The Influence of Cancel Culture:
Cancel culture, a social phenomenon where individuals or entities are boycotted and ostracized for perceived offensive actions or statements, has gained immense traction in the digital age. Influencers, with their wide-reaching platforms, are not exempt from the scrutiny of cancel culture. A seemingly innocuous collaboration can quickly turn into a reputational nightmare for brands if an influencer becomes embroiled in controversy.

The Influencer-Brand Partnership Balancing Act:
Choosing the right influencers for collaborations is no longer solely about audience reach and engagement metrics. Brands must conduct thorough due diligence on an influencer’s past behaviour, statements, and controversies. An ill-informed collaboration can not only damage a brand’s reputation but also alienate its target audience.

Implementing Crisis Management Practices:
Given the unpredictable nature of cancel culture, having a well-thought-out crisis management plan is essential. Brands need to be agile in responding to negative publicity and have strategies in place to mitigate damage. This includes monitoring social media channels, issuing timely and transparent statements, and, when necessary, severing ties with the influencer in question.

Case Studies: Learning from Mistakes:
Several high-profile cases highlight the importance of a proactive approach to crisis management in influencer marketing.
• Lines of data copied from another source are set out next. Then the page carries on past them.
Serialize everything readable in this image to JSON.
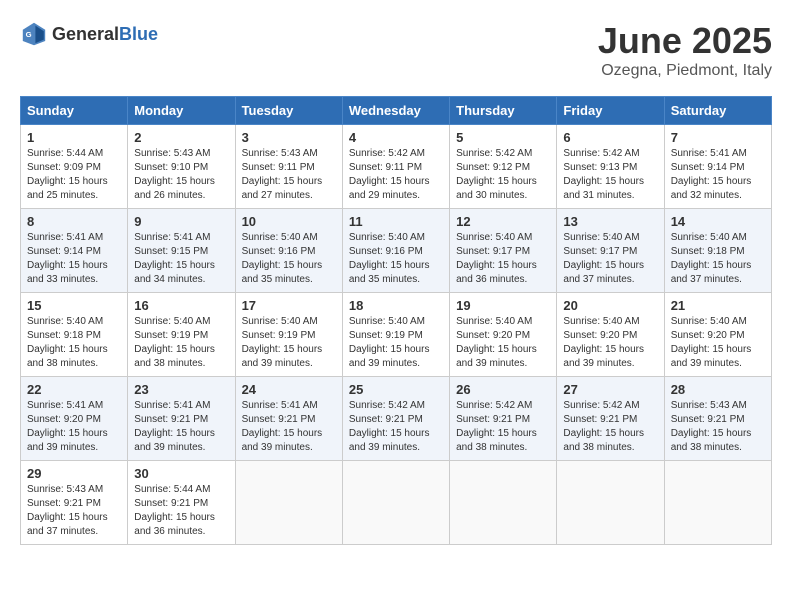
{
  "header": {
    "logo_general": "General",
    "logo_blue": "Blue",
    "month": "June 2025",
    "location": "Ozegna, Piedmont, Italy"
  },
  "days_of_week": [
    "Sunday",
    "Monday",
    "Tuesday",
    "Wednesday",
    "Thursday",
    "Friday",
    "Saturday"
  ],
  "weeks": [
    [
      {
        "day": "1",
        "info": "Sunrise: 5:44 AM\nSunset: 9:09 PM\nDaylight: 15 hours\nand 25 minutes."
      },
      {
        "day": "2",
        "info": "Sunrise: 5:43 AM\nSunset: 9:10 PM\nDaylight: 15 hours\nand 26 minutes."
      },
      {
        "day": "3",
        "info": "Sunrise: 5:43 AM\nSunset: 9:11 PM\nDaylight: 15 hours\nand 27 minutes."
      },
      {
        "day": "4",
        "info": "Sunrise: 5:42 AM\nSunset: 9:11 PM\nDaylight: 15 hours\nand 29 minutes."
      },
      {
        "day": "5",
        "info": "Sunrise: 5:42 AM\nSunset: 9:12 PM\nDaylight: 15 hours\nand 30 minutes."
      },
      {
        "day": "6",
        "info": "Sunrise: 5:42 AM\nSunset: 9:13 PM\nDaylight: 15 hours\nand 31 minutes."
      },
      {
        "day": "7",
        "info": "Sunrise: 5:41 AM\nSunset: 9:14 PM\nDaylight: 15 hours\nand 32 minutes."
      }
    ],
    [
      {
        "day": "8",
        "info": "Sunrise: 5:41 AM\nSunset: 9:14 PM\nDaylight: 15 hours\nand 33 minutes."
      },
      {
        "day": "9",
        "info": "Sunrise: 5:41 AM\nSunset: 9:15 PM\nDaylight: 15 hours\nand 34 minutes."
      },
      {
        "day": "10",
        "info": "Sunrise: 5:40 AM\nSunset: 9:16 PM\nDaylight: 15 hours\nand 35 minutes."
      },
      {
        "day": "11",
        "info": "Sunrise: 5:40 AM\nSunset: 9:16 PM\nDaylight: 15 hours\nand 35 minutes."
      },
      {
        "day": "12",
        "info": "Sunrise: 5:40 AM\nSunset: 9:17 PM\nDaylight: 15 hours\nand 36 minutes."
      },
      {
        "day": "13",
        "info": "Sunrise: 5:40 AM\nSunset: 9:17 PM\nDaylight: 15 hours\nand 37 minutes."
      },
      {
        "day": "14",
        "info": "Sunrise: 5:40 AM\nSunset: 9:18 PM\nDaylight: 15 hours\nand 37 minutes."
      }
    ],
    [
      {
        "day": "15",
        "info": "Sunrise: 5:40 AM\nSunset: 9:18 PM\nDaylight: 15 hours\nand 38 minutes."
      },
      {
        "day": "16",
        "info": "Sunrise: 5:40 AM\nSunset: 9:19 PM\nDaylight: 15 hours\nand 38 minutes."
      },
      {
        "day": "17",
        "info": "Sunrise: 5:40 AM\nSunset: 9:19 PM\nDaylight: 15 hours\nand 39 minutes."
      },
      {
        "day": "18",
        "info": "Sunrise: 5:40 AM\nSunset: 9:19 PM\nDaylight: 15 hours\nand 39 minutes."
      },
      {
        "day": "19",
        "info": "Sunrise: 5:40 AM\nSunset: 9:20 PM\nDaylight: 15 hours\nand 39 minutes."
      },
      {
        "day": "20",
        "info": "Sunrise: 5:40 AM\nSunset: 9:20 PM\nDaylight: 15 hours\nand 39 minutes."
      },
      {
        "day": "21",
        "info": "Sunrise: 5:40 AM\nSunset: 9:20 PM\nDaylight: 15 hours\nand 39 minutes."
      }
    ],
    [
      {
        "day": "22",
        "info": "Sunrise: 5:41 AM\nSunset: 9:20 PM\nDaylight: 15 hours\nand 39 minutes."
      },
      {
        "day": "23",
        "info": "Sunrise: 5:41 AM\nSunset: 9:21 PM\nDaylight: 15 hours\nand 39 minutes."
      },
      {
        "day": "24",
        "info": "Sunrise: 5:41 AM\nSunset: 9:21 PM\nDaylight: 15 hours\nand 39 minutes."
      },
      {
        "day": "25",
        "info": "Sunrise: 5:42 AM\nSunset: 9:21 PM\nDaylight: 15 hours\nand 39 minutes."
      },
      {
        "day": "26",
        "info": "Sunrise: 5:42 AM\nSunset: 9:21 PM\nDaylight: 15 hours\nand 38 minutes."
      },
      {
        "day": "27",
        "info": "Sunrise: 5:42 AM\nSunset: 9:21 PM\nDaylight: 15 hours\nand 38 minutes."
      },
      {
        "day": "28",
        "info": "Sunrise: 5:43 AM\nSunset: 9:21 PM\nDaylight: 15 hours\nand 38 minutes."
      }
    ],
    [
      {
        "day": "29",
        "info": "Sunrise: 5:43 AM\nSunset: 9:21 PM\nDaylight: 15 hours\nand 37 minutes."
      },
      {
        "day": "30",
        "info": "Sunrise: 5:44 AM\nSunset: 9:21 PM\nDaylight: 15 hours\nand 36 minutes."
      },
      {
        "day": "",
        "info": ""
      },
      {
        "day": "",
        "info": ""
      },
      {
        "day": "",
        "info": ""
      },
      {
        "day": "",
        "info": ""
      },
      {
        "day": "",
        "info": ""
      }
    ]
  ]
}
Brands like Pepsi, H&M, and others have faced backlash due to controversial influencer endorsements. Analysing these cases can provide valuable insights into the potential pitfalls and the importance of aligning brand values with those of the influencers.

Transparency and Authenticity:
In the age of cancel culture, authenticity and transparency are paramount. Brands should be transparent about their influencer selection process, emphasizing shared values and ethical considerations. Authenticity resonates with consumers and can help mitigate the fallout if a partnership faces scrutiny.

Conclusion:
In the fast-paced world of influencer marketing, cancel culture presents both a challenge and an opportunity for brands. Careful selection of influencers, coupled with proactive crisis management practices, can help navigate the cancel culture minefield. As digital landscapes continue to evolve, brands that prioritize transparency, authenticity, and thoughtful collaboration will emerge as resilient forces in the face of cancel culture’s unpredictable waves.